Probably the easiest option is to locate the moon and Jupiter before sunrise and track them into the day. About 30 to 40 minutes prior to sunup, look very near to the horizon, slightly north of due east. That's where you will find the slender lunar sliver with Jupiter sitting a degree or less to its left.

The occultation happens during the early morning, with the moon and Jupiter generally being somewhat higher than the sun and well off to its right. If you're search after sunrise, the challenge will be finding the moon and Jupiter at all. Give yourself plenty of time in advance to do this. A lot will depend on the transparency of the sky — in other words, the deepness of its blue color. Point your scope about 28 degrees (nearly three fists-widths at arm's length) from the sun, mostly to the right and, for most locations, about 15 degrees higher.

If you have a "Go-To" telescope mount or a telescope equipped with setting circles, you can be more accurate about it. But remember that the crescent moon will have a low surface brightness that will probably make it hardly distinguishable from the sky itself. Sweep around this region of the sky, then once you've got the moon, the next challenge is Jupiter. Not only will it appear much smaller (a sixtieth of the moon's diameter), but worse, it will have an even lower surface brightness. However, the moon will show you just where to look.

Here's the schedule

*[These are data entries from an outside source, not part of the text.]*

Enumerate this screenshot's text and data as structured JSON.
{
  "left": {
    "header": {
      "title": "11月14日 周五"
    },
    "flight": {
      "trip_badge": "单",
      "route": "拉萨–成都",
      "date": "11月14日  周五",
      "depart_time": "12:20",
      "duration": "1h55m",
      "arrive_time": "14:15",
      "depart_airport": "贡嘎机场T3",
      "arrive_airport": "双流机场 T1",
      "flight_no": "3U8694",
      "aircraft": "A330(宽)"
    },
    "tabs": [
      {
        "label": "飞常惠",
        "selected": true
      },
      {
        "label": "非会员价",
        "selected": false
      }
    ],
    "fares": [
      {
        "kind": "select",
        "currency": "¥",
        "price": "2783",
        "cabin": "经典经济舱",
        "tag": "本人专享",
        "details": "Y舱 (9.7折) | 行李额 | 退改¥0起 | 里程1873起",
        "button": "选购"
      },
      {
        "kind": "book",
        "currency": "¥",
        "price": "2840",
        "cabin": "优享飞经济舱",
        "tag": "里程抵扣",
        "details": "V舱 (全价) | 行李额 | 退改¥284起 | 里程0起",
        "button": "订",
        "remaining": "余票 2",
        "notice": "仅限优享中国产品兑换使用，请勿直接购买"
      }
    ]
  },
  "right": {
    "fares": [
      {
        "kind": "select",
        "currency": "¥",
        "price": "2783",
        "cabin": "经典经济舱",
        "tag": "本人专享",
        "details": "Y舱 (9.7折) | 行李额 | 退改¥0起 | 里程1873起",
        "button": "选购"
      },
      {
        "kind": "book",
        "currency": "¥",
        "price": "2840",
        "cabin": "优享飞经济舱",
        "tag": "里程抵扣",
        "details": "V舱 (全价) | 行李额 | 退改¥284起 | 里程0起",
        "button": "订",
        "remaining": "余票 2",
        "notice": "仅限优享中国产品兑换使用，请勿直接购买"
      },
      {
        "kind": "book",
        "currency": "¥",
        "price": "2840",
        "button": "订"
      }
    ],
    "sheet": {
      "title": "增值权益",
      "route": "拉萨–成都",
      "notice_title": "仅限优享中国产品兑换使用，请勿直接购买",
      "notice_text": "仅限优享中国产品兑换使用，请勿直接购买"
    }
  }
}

We thank the International Occultation Timers Association (IOTA) for viewing data, which was taken from this site, which provides times for 953 different locations within the occultation viewing zone. All times on the site are listed in Universal Time (UT). IOTA also provides information regarding the altitudes of the sun and moon as well as a map depicting the region of visibility. While the moon occults Jupiter in the morning for the U.S., Canada, and Central America, the event will also take place during local afternoon hours as seen from northern Europe.

In the timetable below, we list the local disappearance and reappearance times for 17 selected cities in the U.S., Canada and Mexico. If the time is listed has an asterisk (*), it indicates that the event takes place with the sun below the local horizon. Dashes for disappearance info concerning Los Angeles indicates that the moon is below the horizon for this event.

If you are hoping to take a close look at the moon or Jupiter during lunar occultations such as the one happening on May 17, our guides to the best telescopes are a great place to start. If you want to see the two celestial bodies together during events like this one, turn instead to's guide to the best binoculars, which offer a wider view of constellations, occultations or the entire moon.

And if you're looking to take your own photos of lunar occultations or the night sky in general, check out our guide on how to photograph the moon, as well as our best cameras for astrophotography and best lenses for astrophotography.

Editor's Note: If you snap an image of the lunar occultation of Jupiter and would like to share it with’s readers, send your photo(s), comments, and your name and location to